About two dozen short animated lectures and online slide shows for micro and macroeconomics. The slides are in a Flash format which does not allow editing, but allows readers to step through and recap. They use animation to build up graphs and show their interrelation.
Lecture Slides in Intermediate Microeconomics
Seventeen video lectures with PDF slides from a course delivered in 2011. Each lecture is available in two versions: a "regular" version and "turbo" version which covers a bit more material. "The first part of this course discusses markets with one or a few suppliers. The second part focuses on demand and supply for factors of production and the distribution of income in the economy. This course also includes some elementary general equilibrium theory and welfare economics."
Seventeen video lectures, with slides in PDF format and teaching notes on specific topics, from a joint undergraduate/graduate course "that seeks to show the unity of classical Marshallian price theory with topics of recent interest in industrial organization, public finance, international trade and particularly the design of social institutions." The course was delivered in Fall 2013
This is a course webpage supporting a course on intermediate microeconomics as taught by Dieter Balkenborg at the University of Exeter in 2007/8. It includes a course outline / syllabus, slides and lecture notes, supplementary information on specific topics, exam papers and solutions. It also features a link to the 2006/7 version of the course. Most of the material is available as PDF files.

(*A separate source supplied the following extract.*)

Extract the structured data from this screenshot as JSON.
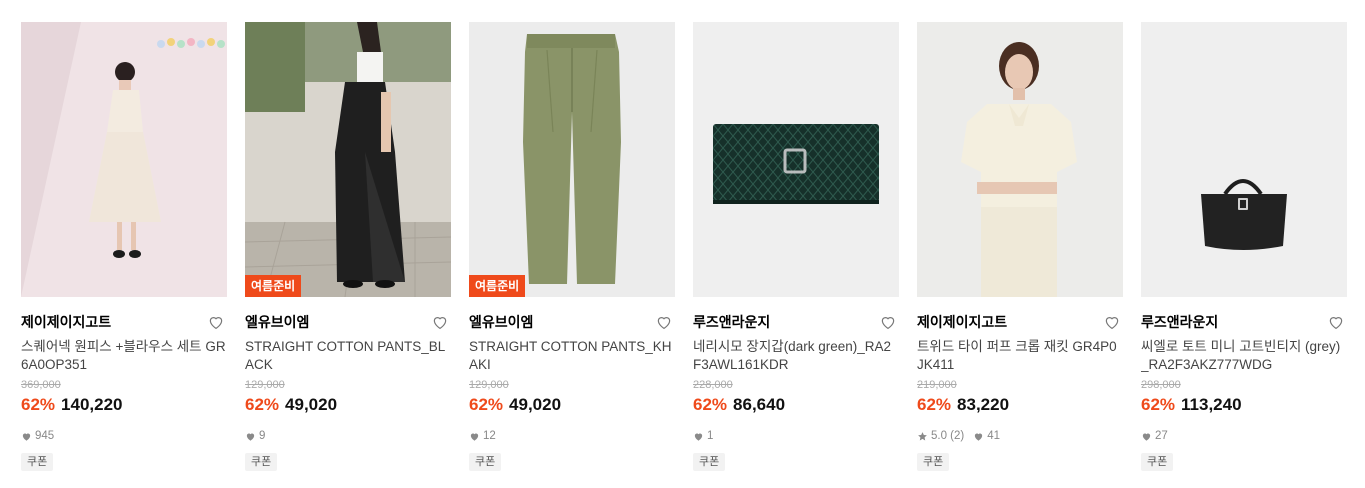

A dozen sets of bullet-point lecture slides from an MBA course in microeconomic analysis, with some past exercises. Topics are: Creating Value, Added Value in Trade, Monopolistic Markets, Costs of Production to Mass Markets, Pricing to Mass Markets, Pricing with Multiple Buyers and Sellers, Production in Perfectly Competitive Markets, Barriers to Entry and Competition, Game Theory Revisited, Oligopoly, and Review and Extensions to Business Strategy.
Archived page from a course taught in 2008. It contains 100+ lecture slides covering the demand and supply sides of partial equilibrium analysis, including effects of shifts in demand and supply, price elasticities of demand and supply, short- and long-run changes, efficiency and welfare analysis, impact of taxes and price controls, extension to international trade. Uses clear graphics and simple equations. Also includes a course syllabus, coursework assignments and a sample exam paper.
Lecture notes on theory of the firm, growth of firms and industry concentration, barriers to entry, product differentiation, welfare effects of monopoly and other industrial topics. Some handwritten; most contain graphical presentation as well as algebra, some accompanied by slides. Linked to 10-week Industrial Economics course at City University, as taught in 2005.
This complete set of materials for teaching income tax has been used in a second year undergraduate microeconomics course for economics specialists at the London School of Economics. The material could also be used in a public finance course. There are 107 Powerpoint slides, a worked example to support the lecture, a class activity involving student presentations (printable instructions for students and for lecturers) and some assessment questions.
This course webpage for Prices and Markets, as taught at Strathclyde University includes sets of lecture slides for the 2003/4 course in PDF, as well as problem sets (short answer and True/False) with answers in a separate file. There are also some sample questions from past exams. The site is no longer online so this link goes to the Web Archive's copy.
Ed Dolan teaches global macroeconomics, managerial economics, money and banking, and other courses in several European countries. His blog features short articles relating to economics teaching, including news, data, examples, and illustrations. Each post has a link to a free set of PowerPoint slides that can potentially be used in teaching.
PowerPoint presentation depicting decision-making under risk, showing how risk attitudes can be examined using choices among lotteries or willingness to pay for insurances. Shows how risk attitudes can be captured in convexity of the indifference curve or strict concavity of the utility function; and how risk aversion can be quantified by the ratio of second and first derivatives of the utility function, implying that it falls as wealth increases.